__Assignment__:
Provide the records once more, identical to the original.

'''

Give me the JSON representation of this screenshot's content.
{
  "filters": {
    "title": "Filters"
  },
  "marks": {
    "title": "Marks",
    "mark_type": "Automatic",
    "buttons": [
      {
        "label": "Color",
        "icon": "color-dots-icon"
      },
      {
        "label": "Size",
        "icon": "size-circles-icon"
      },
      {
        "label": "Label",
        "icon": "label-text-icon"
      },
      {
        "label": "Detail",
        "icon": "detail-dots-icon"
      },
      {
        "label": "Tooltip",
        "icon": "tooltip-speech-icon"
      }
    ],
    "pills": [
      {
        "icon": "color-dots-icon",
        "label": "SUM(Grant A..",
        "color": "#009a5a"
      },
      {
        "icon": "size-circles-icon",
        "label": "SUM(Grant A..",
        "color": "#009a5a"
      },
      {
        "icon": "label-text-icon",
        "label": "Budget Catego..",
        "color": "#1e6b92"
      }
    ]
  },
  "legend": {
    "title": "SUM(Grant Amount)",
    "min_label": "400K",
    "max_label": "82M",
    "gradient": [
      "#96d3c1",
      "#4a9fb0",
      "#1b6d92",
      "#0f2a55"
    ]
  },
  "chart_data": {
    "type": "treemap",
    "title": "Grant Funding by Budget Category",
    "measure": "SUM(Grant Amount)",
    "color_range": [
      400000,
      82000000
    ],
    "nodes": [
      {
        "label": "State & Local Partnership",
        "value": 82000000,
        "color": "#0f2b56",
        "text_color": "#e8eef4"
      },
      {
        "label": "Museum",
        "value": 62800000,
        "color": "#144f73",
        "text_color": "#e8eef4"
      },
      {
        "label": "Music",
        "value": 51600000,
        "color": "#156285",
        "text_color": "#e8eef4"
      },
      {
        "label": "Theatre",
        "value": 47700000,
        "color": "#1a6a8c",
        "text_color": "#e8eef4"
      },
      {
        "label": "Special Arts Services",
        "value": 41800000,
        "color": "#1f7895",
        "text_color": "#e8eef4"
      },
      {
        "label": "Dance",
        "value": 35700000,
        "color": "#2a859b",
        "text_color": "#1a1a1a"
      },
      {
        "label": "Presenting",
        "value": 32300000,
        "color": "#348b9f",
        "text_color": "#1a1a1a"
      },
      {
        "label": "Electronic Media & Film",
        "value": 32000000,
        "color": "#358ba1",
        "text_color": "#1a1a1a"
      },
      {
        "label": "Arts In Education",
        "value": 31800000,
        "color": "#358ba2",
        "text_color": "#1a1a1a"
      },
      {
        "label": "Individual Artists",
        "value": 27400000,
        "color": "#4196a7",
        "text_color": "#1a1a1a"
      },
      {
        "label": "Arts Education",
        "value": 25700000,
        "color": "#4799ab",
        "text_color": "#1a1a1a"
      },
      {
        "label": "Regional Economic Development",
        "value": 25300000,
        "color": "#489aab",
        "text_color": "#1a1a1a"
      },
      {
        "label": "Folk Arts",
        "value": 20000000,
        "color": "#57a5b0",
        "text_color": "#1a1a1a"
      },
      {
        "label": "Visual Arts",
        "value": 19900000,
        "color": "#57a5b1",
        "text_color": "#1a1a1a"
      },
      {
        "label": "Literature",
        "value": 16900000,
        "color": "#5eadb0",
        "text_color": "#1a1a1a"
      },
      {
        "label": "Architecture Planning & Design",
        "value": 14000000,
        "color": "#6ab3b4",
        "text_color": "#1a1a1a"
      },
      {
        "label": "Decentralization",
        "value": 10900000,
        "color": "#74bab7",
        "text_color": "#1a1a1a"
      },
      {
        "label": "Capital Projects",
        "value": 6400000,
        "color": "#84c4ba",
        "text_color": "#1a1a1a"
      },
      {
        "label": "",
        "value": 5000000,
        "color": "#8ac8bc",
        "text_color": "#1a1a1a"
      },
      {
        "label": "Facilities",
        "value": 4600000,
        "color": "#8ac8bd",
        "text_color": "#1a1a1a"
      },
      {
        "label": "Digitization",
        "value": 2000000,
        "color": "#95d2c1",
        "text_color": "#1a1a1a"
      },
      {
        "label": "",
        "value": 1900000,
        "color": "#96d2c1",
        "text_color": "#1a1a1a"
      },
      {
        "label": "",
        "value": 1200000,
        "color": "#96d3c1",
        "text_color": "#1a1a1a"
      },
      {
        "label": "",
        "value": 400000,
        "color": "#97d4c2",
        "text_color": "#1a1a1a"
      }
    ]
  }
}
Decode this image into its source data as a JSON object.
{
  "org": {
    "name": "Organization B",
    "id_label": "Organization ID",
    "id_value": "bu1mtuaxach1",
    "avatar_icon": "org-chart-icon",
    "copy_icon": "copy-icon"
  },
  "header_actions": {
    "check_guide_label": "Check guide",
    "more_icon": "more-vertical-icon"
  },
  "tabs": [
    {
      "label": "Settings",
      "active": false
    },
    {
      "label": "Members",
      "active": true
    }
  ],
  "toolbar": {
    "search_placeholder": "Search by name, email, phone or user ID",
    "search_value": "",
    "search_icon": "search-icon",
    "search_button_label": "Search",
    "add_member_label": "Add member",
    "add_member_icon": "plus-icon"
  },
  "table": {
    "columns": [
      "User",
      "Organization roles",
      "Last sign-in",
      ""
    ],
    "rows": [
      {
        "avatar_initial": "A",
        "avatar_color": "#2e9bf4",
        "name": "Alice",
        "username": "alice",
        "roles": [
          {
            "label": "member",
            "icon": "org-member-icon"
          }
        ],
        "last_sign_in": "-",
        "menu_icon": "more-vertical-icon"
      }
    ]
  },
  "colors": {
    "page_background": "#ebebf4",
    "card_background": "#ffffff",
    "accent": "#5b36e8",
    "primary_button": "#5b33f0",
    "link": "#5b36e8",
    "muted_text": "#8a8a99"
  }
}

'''

__Result for this task__:
Give me the JSON representation of this screenshot's content.
{
  "filters": {
    "title": "Filters"
  },
  "marks": {
    "title": "Marks",
    "mark_type": "Automatic",
    "buttons": [
      {
        "label": "Color",
        "icon": "color-dots-icon"
      },
      {
        "label": "Size",
        "icon": "size-circles-icon"
      },
      {
        "label": "Label",
        "icon": "label-text-icon"
      },
      {
        "label": "Detail",
        "icon": "detail-dots-icon"
      },
      {
        "label": "Tooltip",
        "icon": "tooltip-speech-icon"
      }
    ],
    "pills": [
      {
        "icon": "color-dots-icon",
        "label": "SUM(Grant A..",
        "color": "#009a5a"
      },
      {
        "icon": "size-circles-icon",
        "label": "SUM(Grant A..",
        "color": "#009a5a"
      },
      {
        "icon": "label-text-icon",
        "label": "Budget Catego..",
        "color": "#1e6b92"
      }
    ]
  },
  "legend": {
    "title": "SUM(Grant Amount)",
    "min_label": "400K",
    "max_label": "82M",
    "gradient": [
      "#96d3c1",
      "#4a9fb0",
      "#1b6d92",
      "#0f2a55"
    ]
  },
  "chart_data": {
    "type": "treemap",
    "title": "Grant Funding by Budget Category",
    "measure": "SUM(Grant Amount)",
    "color_range": [
      400000,
      82000000
    ],
    "nodes": [
      {
        "label": "State & Local Partnership",
        "value": 82000000,
        "color": "#0f2b56",
        "text_color": "#e8eef4"
      },
      {
        "label": "Museum",
        "value": 62800000,
        "color": "#144f73",
        "text_color": "#e8eef4"
      },
      {
        "label": "Music",
        "value": 51600000,
        "color": "#156285",
        "text_color": "#e8eef4"
      },
      {
        "label": "Theatre",
        "value": 47700000,
        "color": "#1a6a8c",
        "text_color": "#e8eef4"
      },
      {
        "label": "Special Arts Services",
        "value": 41800000,
        "color": "#1f7895",
        "text_color": "#e8eef4"
      },
      {
        "label": "Dance",
        "value": 35700000,
        "color": "#2a859b",
        "text_color": "#1a1a1a"
      },
      {
        "label": "Presenting",
        "value": 32300000,
        "color": "#348b9f",
        "text_color": "#1a1a1a"
      },
      {
        "label": "Electronic Media & Film",
        "value": 32000000,
        "color": "#358ba1",
        "text_color": "#1a1a1a"
      },
      {
        "label": "Arts In Education",
        "value": 31800000,
        "color": "#358ba2",
        "text_color": "#1a1a1a"
      },
      {
        "label": "Individual Artists",
        "value": 27400000,
        "color": "#4196a7",
        "text_color": "#1a1a1a"
      },
      {
        "label": "Arts Education",
        "value": 25700000,
        "color": "#4799ab",
        "text_color": "#1a1a1a"
      },
      {
        "label": "Regional Economic Development",
        "value": 25300000,
        "color": "#489aab",
        "text_color": "#1a1a1a"
      },
      {
        "label": "Folk Arts",
        "value": 20000000,
        "color": "#57a5b0",
        "text_color": "#1a1a1a"
      },
      {
        "label": "Visual Arts",
        "value": 19900000,
        "color": "#57a5b1",
        "text_color": "#1a1a1a"
      },
      {
        "label": "Literature",
        "value": 16900000,
        "color": "#5eadb0",
        "text_color": "#1a1a1a"
      },
      {
        "label": "Architecture Planning & Design",
        "value": 14000000,
        "color": "#6ab3b4",
        "text_color": "#1a1a1a"
      },
      {
        "label": "Decentralization",
        "value": 10900000,
        "color": "#74bab7",
        "text_color": "#1a1a1a"
      },
      {
        "label": "Capital Projects",
        "value": 6400000,
        "color": "#84c4ba",
        "text_color": "#1a1a1a"
      },
      {
        "label": "",
        "value": 5000000,
        "color": "#8ac8bc",
        "text_color": "#1a1a1a"
      },
      {
        "label": "Facilities",
        "value": 4600000,
        "color": "#8ac8bd",
        "text_color": "#1a1a1a"
      },
      {
        "label": "Digitization",
        "value": 2000000,
        "color": "#95d2c1",
        "text_color": "#1a1a1a"
      },
      {
        "label": "",
        "value": 1900000,
        "color": "#96d2c1",
        "text_color": "#1a1a1a"
      },
      {
        "label": "",
        "value": 1200000,
        "color": "#96d3c1",
        "text_color": "#1a1a1a"
      },
      {
        "label": "",
        "value": 400000,
        "color": "#97d4c2",
        "text_color": "#1a1a1a"
      }
    ]
  }
}
Decode this image into its source data as a JSON object.
{
  "org": {
    "name": "Organization B",
    "id_label": "Organization ID",
    "id_value": "bu1mtuaxach1",
    "avatar_icon": "org-chart-icon",
    "copy_icon": "copy-icon"
  },
  "header_actions": {
    "check_guide_label": "Check guide",
    "more_icon": "more-vertical-icon"
  },
  "tabs": [
    {
      "label": "Settings",
      "active": false
    },
    {
      "label": "Members",
      "active": true
    }
  ],
  "toolbar": {
    "search_placeholder": "Search by name, email, phone or user ID",
    "search_value": "",
    "search_icon": "search-icon",
    "search_button_label": "Search",
    "add_member_label": "Add member",
    "add_member_icon": "plus-icon"
  },
  "table": {
    "columns": [
      "User",
      "Organization roles",
      "Last sign-in",
      ""
    ],
    "rows": [
      {
        "avatar_initial": "A",
        "avatar_color": "#2e9bf4",
        "name": "Alice",
        "username": "alice",
        "roles": [
          {
            "label": "member",
            "icon": "org-member-icon"
          }
        ],
        "last_sign_in": "-",
        "menu_icon": "more-vertical-icon"
      }
    ]
  },
  "colors": {
    "page_background": "#ebebf4",
    "card_background": "#ffffff",
    "accent": "#5b36e8",
    "primary_button": "#5b33f0",
    "link": "#5b36e8",
    "muted_text": "#8a8a99"
  }
}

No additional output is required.